As part of #AskMrBurton social campaign, we asked parents and carers to send any queries or concerns about online safety or back to school. Matt Burton, Head Teacher of Thornhill Academy – best known as “Mr Burton” from Channel 4’s Educating Yorkshire has answered your queries below.
One of the biggest differences between cyberbullying and face-to-face bullying is that it can be hard to get away from. Young people could be bullied anywhere, anytime – even when they’re at home. Many years ago, bullying might be restricted to the time in front of the bullies – usually school time – but now it can be relentless and overwhelming for all people, not just children.
There are, however, a number of steps you can take to help support your child if they are being cyberbullied:
Check our out Cyberbullying hub for further information.
Just like adults, children may be at risk of having their online identity stolen and misused. It can be difficult to maintain a child’s privacy as they may not understand what information is safe to share online, or what default privacy settings are on the sites and devices they’re using. So it’s really important for children to know how to keep their private information private.
You may start to suspect your child’s identity has been stolen if they:
If you’re worried your child’s identity has been stolen, there are a number of steps you can take to protect their privacy:
The average age for kids to get their first phone in the UK is around 10, as they start to make that transition to secondary school and are maybe travelling further away from home. And phones can be really useful for situations like these. If you decide your child is ready for their first smartphone – and the people best placed to decide that is you, their parents – then getting them set up safe will help you make sure that they get the best out of their device.
Most importantly, have regular, honest and open conversations with your children before you give them a phone. And remember, no matter what technical tools you apply, there is no substitute for a conversation with your child and finding out how they’re feeling about things.

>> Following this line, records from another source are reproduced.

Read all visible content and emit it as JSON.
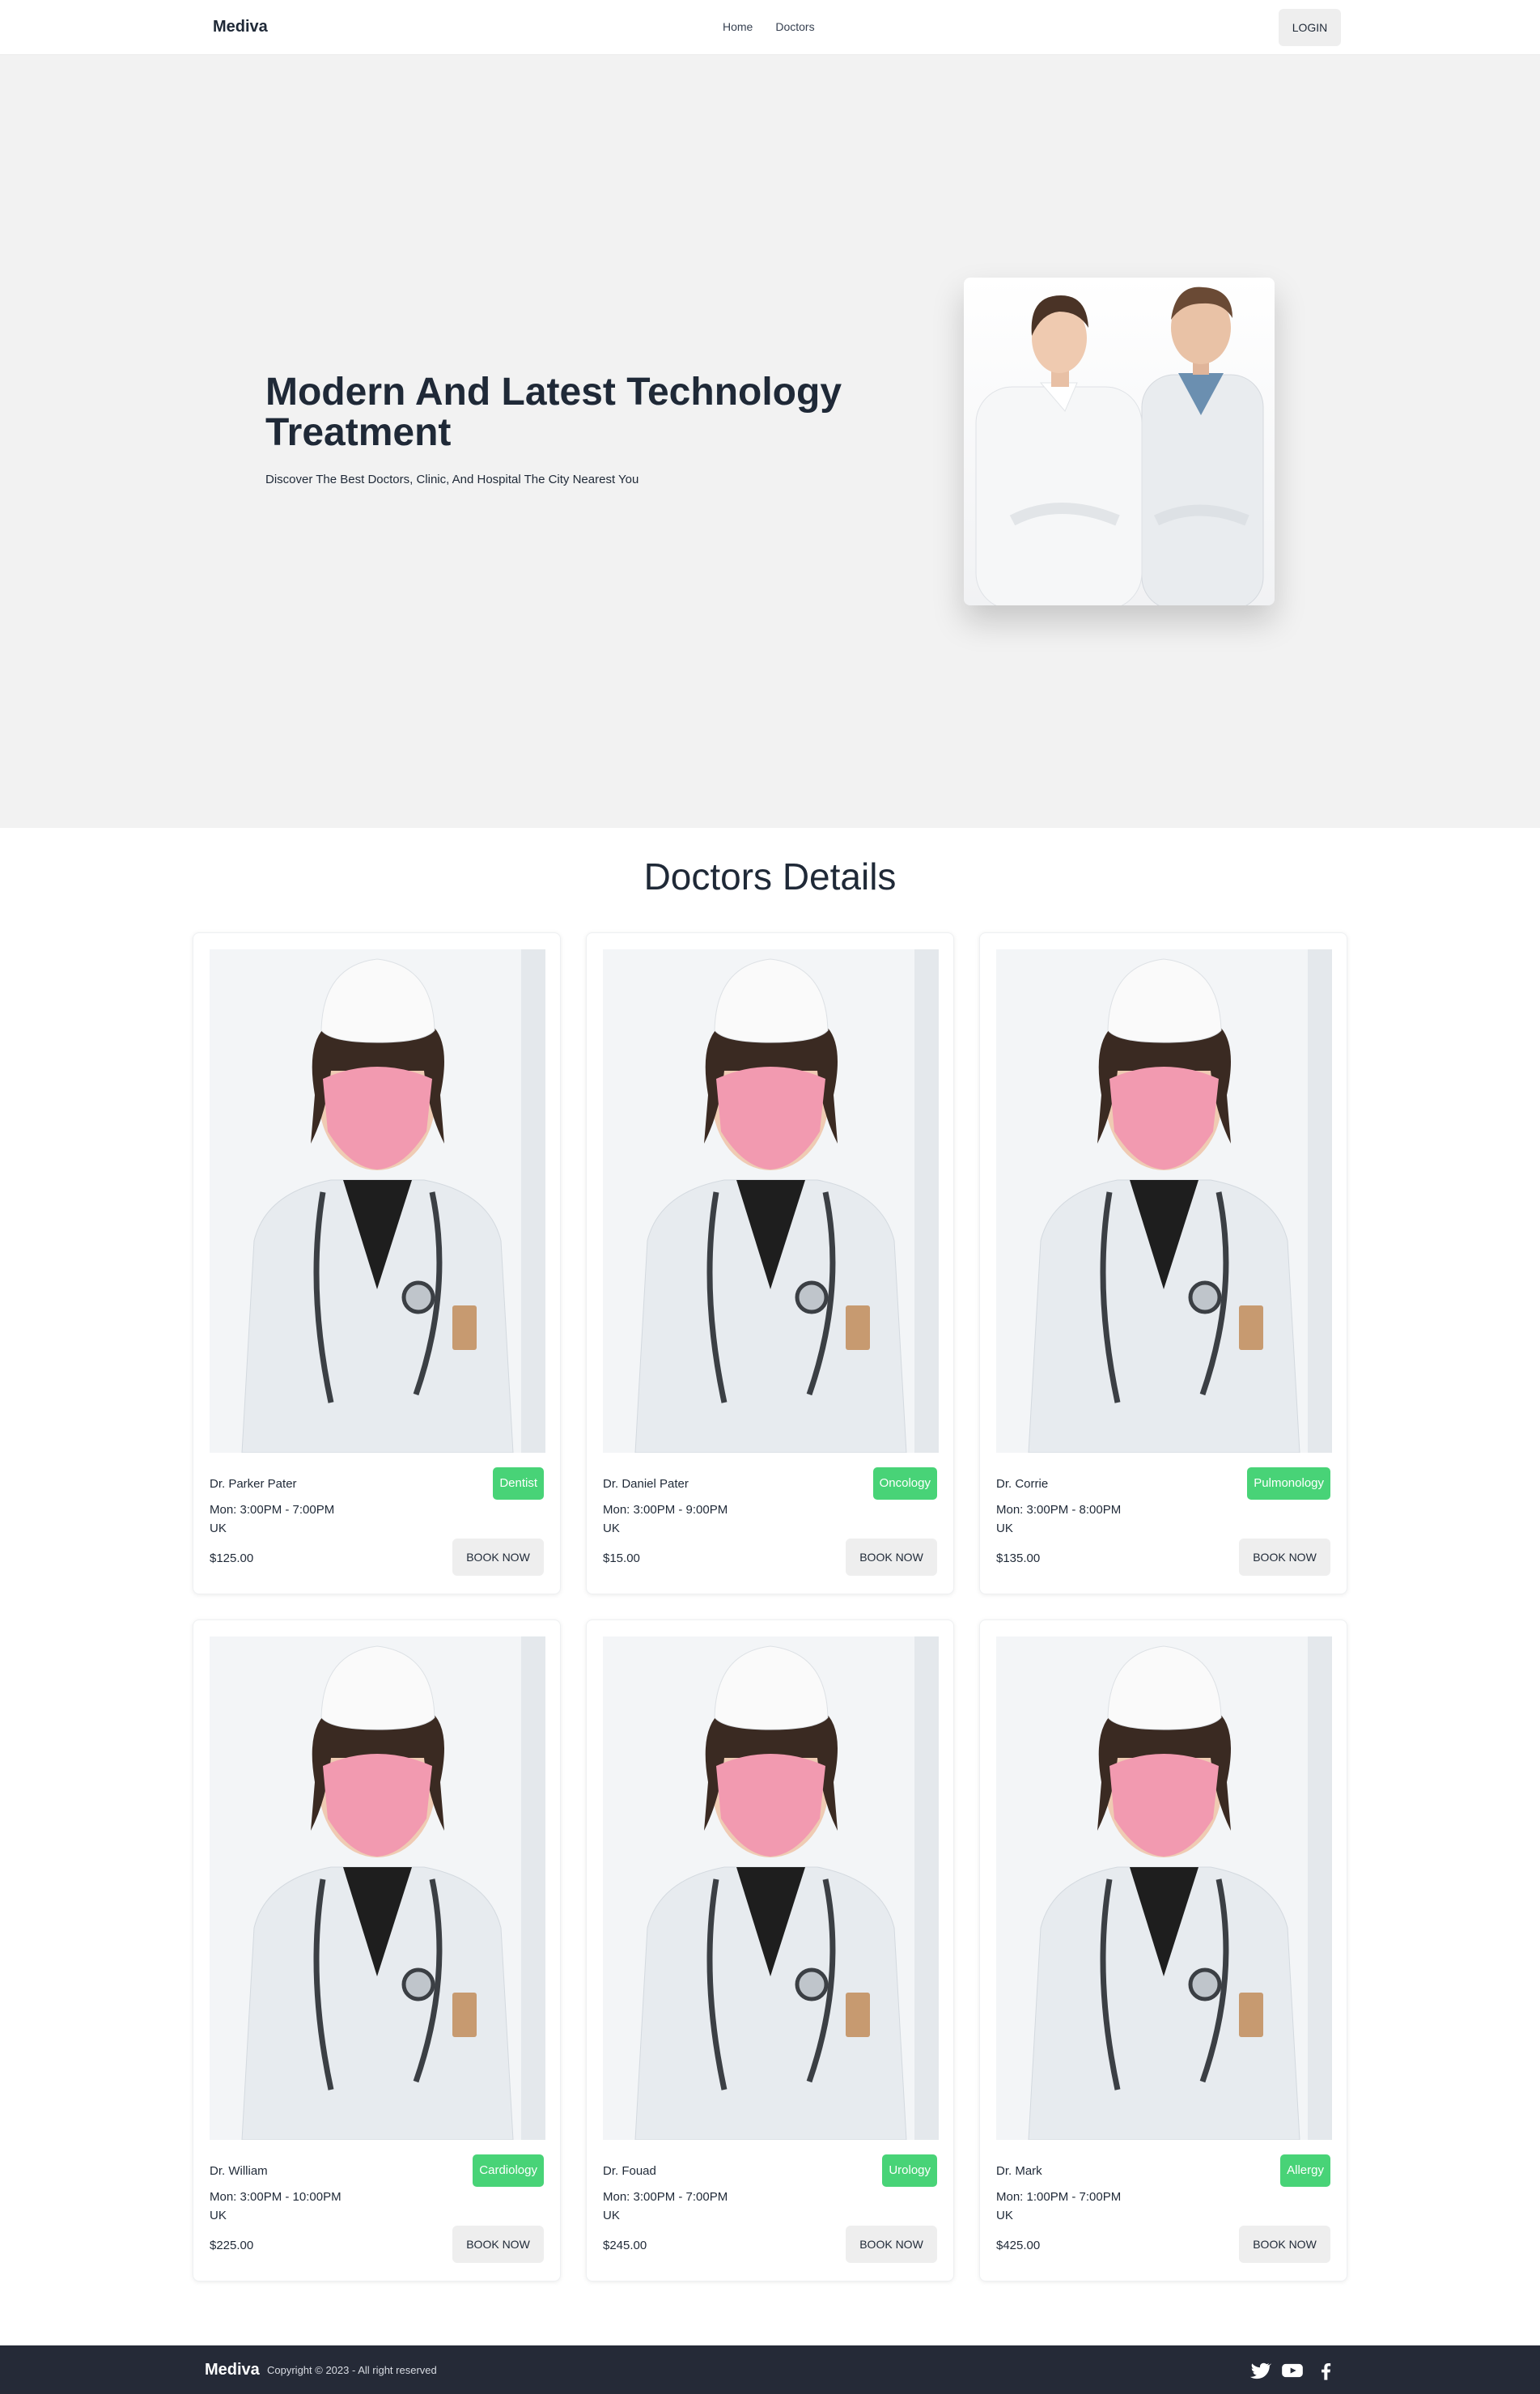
{
  "nav": {
    "brand": "Mediva",
    "links": [
      "Home",
      "Doctors"
    ],
    "login": "LOGIN"
  },
  "hero": {
    "title": "Modern And Latest Technology Treatment",
    "subtitle": "Discover The Best Doctors, Clinic, And Hospital The City Nearest You",
    "image_icon": "doctors-photo"
  },
  "section": {
    "title": "Doctors Details"
  },
  "doctors": [
    {
      "name": "Dr. Parker Pater",
      "specialty": "Dentist",
      "hours": "Mon: 3:00PM - 7:00PM",
      "country": "UK",
      "price": "$125.00",
      "button": "BOOK NOW"
    },
    {
      "name": "Dr. Daniel Pater",
      "specialty": "Oncology",
      "hours": "Mon: 3:00PM - 9:00PM",
      "country": "UK",
      "price": "$15.00",
      "button": "BOOK NOW"
    },
    {
      "name": "Dr. Corrie",
      "specialty": "Pulmonology",
      "hours": "Mon: 3:00PM - 8:00PM",
      "country": "UK",
      "price": "$135.00",
      "button": "BOOK NOW"
    },
    {
      "name": "Dr. William",
      "specialty": "Cardiology",
      "hours": "Mon: 3:00PM - 10:00PM",
      "country": "UK",
      "price": "$225.00",
      "button": "BOOK NOW"
    },
    {
      "name": "Dr. Fouad",
      "specialty": "Urology",
      "hours": "Mon: 3:00PM - 7:00PM",
      "country": "UK",
      "price": "$245.00",
      "button": "BOOK NOW"
    },
    {
      "name": "Dr. Mark",
      "specialty": "Allergy",
      "hours": "Mon: 1:00PM - 7:00PM",
      "country": "UK",
      "price": "$425.00",
      "button": "BOOK NOW"
    }
  ],
  "footer": {
    "brand": "Mediva",
    "copyright": "Copyright © 2023 - All right reserved",
    "social_icons": [
      "twitter-icon",
      "youtube-icon",
      "facebook-icon"
    ]
  },
  "colors": {
    "badge": "#48d377",
    "footer_bg": "#252a37",
    "hero_bg": "#f2f2f2",
    "button_bg": "#eeeeee"
  }
}
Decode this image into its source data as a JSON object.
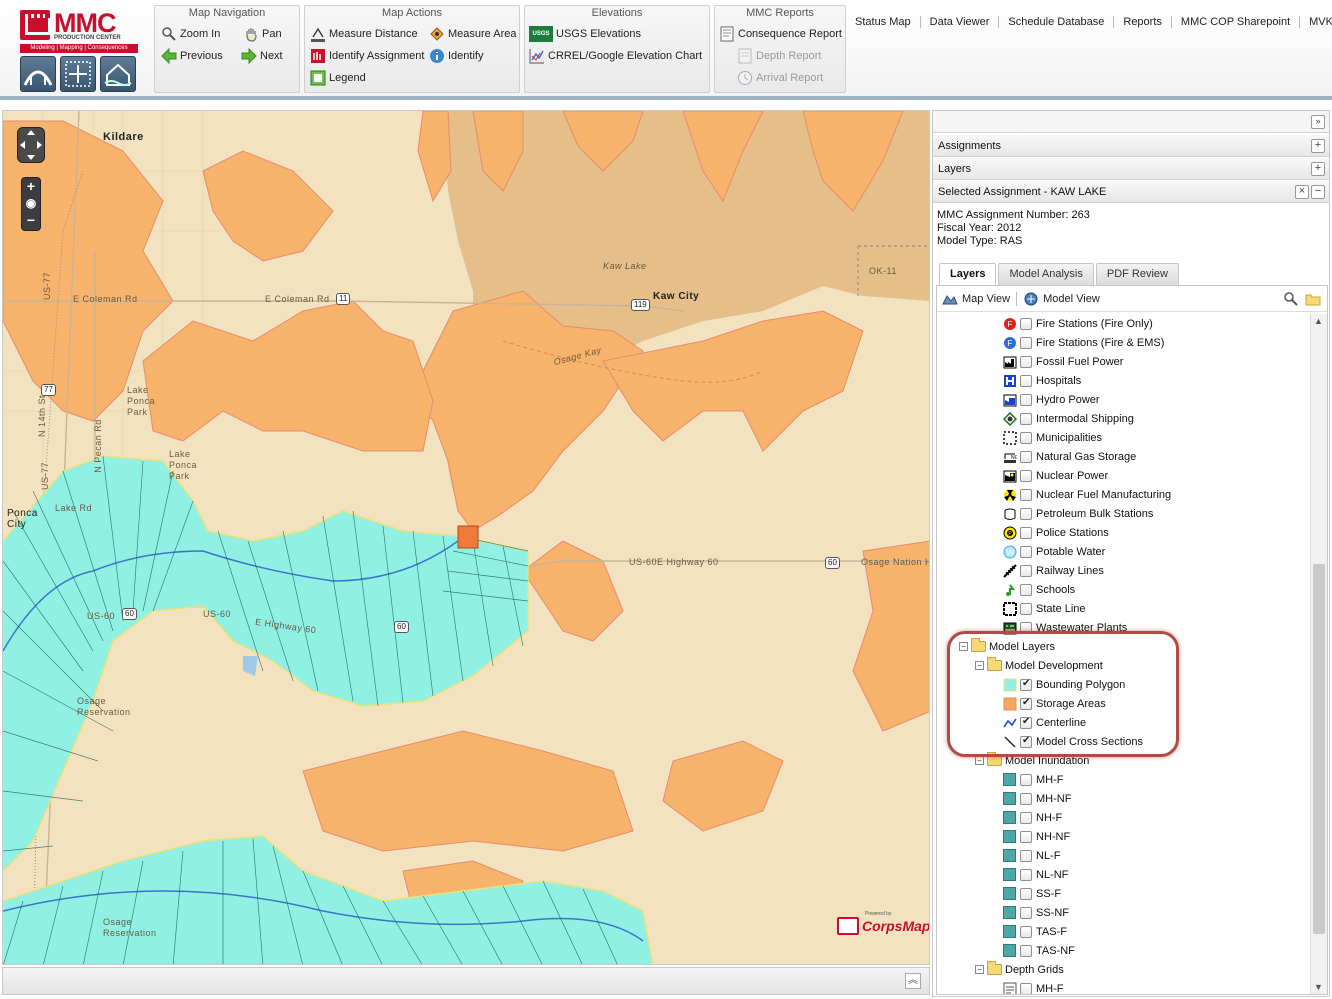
{
  "logo": {
    "brand": "MMC",
    "subtitle": "PRODUCTION CENTER",
    "tagline": "Modeling | Mapping | Consequences"
  },
  "toolbar": {
    "map_navigation": {
      "title": "Map Navigation",
      "zoom_in": "Zoom In",
      "pan": "Pan",
      "previous": "Previous",
      "next": "Next"
    },
    "map_actions": {
      "title": "Map Actions",
      "measure_distance": "Measure Distance",
      "measure_area": "Measure Area",
      "identify_assignment": "Identify Assignment",
      "identify": "Identify",
      "legend": "Legend"
    },
    "elevations": {
      "title": "Elevations",
      "usgs": "USGS Elevations",
      "crrel": "CRREL/Google Elevation Chart",
      "usgs_badge": "USGS"
    },
    "mmc_reports": {
      "title": "MMC Reports",
      "consequence": "Consequence Report",
      "depth": "Depth Report",
      "arrival": "Arrival Report"
    }
  },
  "topnav": [
    "Status Map",
    "Data Viewer",
    "Schedule Database",
    "Reports",
    "MMC COP Sharepoint",
    "MVK"
  ],
  "map": {
    "labels": {
      "kildare": "Kildare",
      "kaw_city": "Kaw City",
      "kaw_lake": "Kaw Lake",
      "ponca_city": "Ponca City",
      "lake_ponca_park1": "Lake Ponca Park",
      "lake_ponca_park2": "Lake Ponca Park",
      "e_coleman_rd1": "E Coleman Rd",
      "e_coleman_rd2": "E Coleman Rd",
      "us77": "US-77",
      "us77_2": "US-77",
      "n14th": "N 14th St",
      "n_pecan": "N Pecan Rd",
      "lake_rd": "Lake Rd",
      "us60e": "US-60E Highway 60",
      "osage_nation": "Osage Nation H",
      "e_highway60": "E Highway 60",
      "us60": "US-60",
      "us60_2": "US-60",
      "ok11": "OK-11",
      "osage_reservation1": "Osage Reservation",
      "osage_reservation2": "Osage Reservation",
      "osage_kay": "Osage Kay"
    },
    "shields": {
      "s11": "11",
      "s119": "119",
      "s77": "77",
      "s60a": "60",
      "s60b": "60",
      "s60c": "60"
    },
    "corpsmap": {
      "name": "CorpsMap",
      "powered": "Powered by"
    }
  },
  "panel": {
    "assignments": "Assignments",
    "layers": "Layers",
    "selected_assignment": "Selected Assignment - KAW LAKE",
    "info": {
      "number": "MMC Assignment Number: 263",
      "fiscal_year": "Fiscal Year: 2012",
      "model_type": "Model Type: RAS"
    },
    "tabs": [
      "Layers",
      "Model Analysis",
      "PDF Review"
    ],
    "view_bar": {
      "map_view": "Map View",
      "model_view": "Model View"
    },
    "tree": [
      {
        "label": "Fire Stations (Fire Only)",
        "checked": false,
        "icon": "fire-red-icon"
      },
      {
        "label": "Fire Stations (Fire & EMS)",
        "checked": false,
        "icon": "fire-blue-icon"
      },
      {
        "label": "Fossil Fuel Power",
        "checked": false,
        "icon": "factory-icon"
      },
      {
        "label": "Hospitals",
        "checked": false,
        "icon": "hospital-icon"
      },
      {
        "label": "Hydro Power",
        "checked": false,
        "icon": "hydro-icon"
      },
      {
        "label": "Intermodal Shipping",
        "checked": false,
        "icon": "shipping-icon"
      },
      {
        "label": "Municipalities",
        "checked": false,
        "icon": "municipality-icon"
      },
      {
        "label": "Natural Gas Storage",
        "checked": false,
        "icon": "gas-icon"
      },
      {
        "label": "Nuclear Power",
        "checked": false,
        "icon": "nuclear-power-icon"
      },
      {
        "label": "Nuclear Fuel Manufacturing",
        "checked": false,
        "icon": "radiation-icon"
      },
      {
        "label": "Petroleum Bulk Stations",
        "checked": false,
        "icon": "petroleum-icon"
      },
      {
        "label": "Police Stations",
        "checked": false,
        "icon": "police-icon"
      },
      {
        "label": "Potable Water",
        "checked": false,
        "icon": "water-icon"
      },
      {
        "label": "Railway Lines",
        "checked": false,
        "icon": "rail-icon"
      },
      {
        "label": "Schools",
        "checked": false,
        "icon": "school-icon"
      },
      {
        "label": "State Line",
        "checked": false,
        "icon": "state-line-icon"
      },
      {
        "label": "Wastewater Plants",
        "checked": false,
        "icon": "wastewater-icon"
      }
    ],
    "model_layers": "Model Layers",
    "model_development": "Model Development",
    "dev_layers": [
      {
        "label": "Bounding Polygon",
        "checked": true,
        "color": "#8ff0e3"
      },
      {
        "label": "Storage Areas",
        "checked": true,
        "color": "#f7a65d"
      },
      {
        "label": "Centerline",
        "checked": true,
        "color": "#1f4fd6"
      },
      {
        "label": "Model Cross Sections",
        "checked": true,
        "color": "#222222"
      }
    ],
    "model_inundation": "Model Inundation",
    "inundation": [
      "MH-F",
      "MH-NF",
      "NH-F",
      "NH-NF",
      "NL-F",
      "NL-NF",
      "SS-F",
      "SS-NF",
      "TAS-F",
      "TAS-NF"
    ],
    "depth_grids": "Depth Grids",
    "depth": [
      "MH-F"
    ]
  },
  "colors": {
    "accent": "#c8102e",
    "highlight": "#b14b43",
    "bounding": "#8ff0e3",
    "storage": "#f7a65d",
    "land": "#f3e2c0",
    "lake": "#e5be8a"
  }
}
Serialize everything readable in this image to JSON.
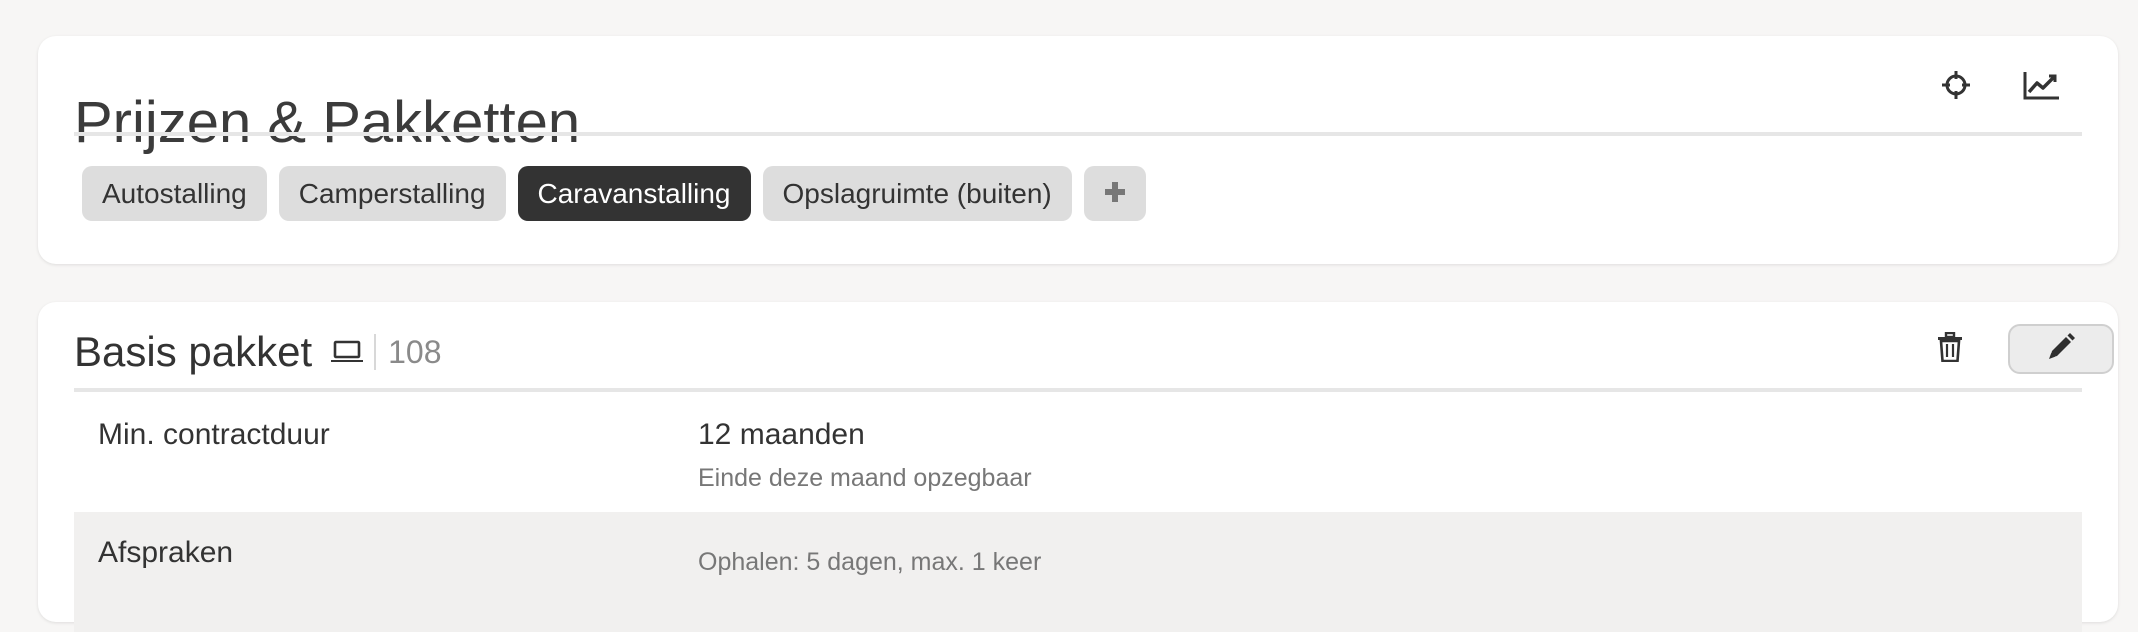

Parents can often find themselves in a dilemma when it comes to their kids and their devices. They know there is a whole amazing world online that can be beneficial to their kids, but they also see how apps, games and platforms pull them in and keep their attention. As parents, we can be naturally suspicious of some of these apps, and it’s important that we know what they are and what they do.
It is so important to talk to your children and agree boundaries with them around not just how long they go online for, but what they go online for; what is healthy screen time and what is unhealthy screen time. It doesn’t mean they can never play games or watch their favourite gaming vloggers.
The conversation must be around what they do during their screen time rather than simply the amount of time they spend. The massively important role that parents play is to help them make the time they spend more beneficial – away from mindless scrolling.
Balance is key. Ask your children how they want to invest the time they have online and make sure it’s not wasted. The more you get involved and understand the things your children do online, the easier it is to influence what they do in their digital world and to take an interest in the online part of their lives!
Check out our TikTok guide for parents for more information!
See articles and resources to help children stay safe online.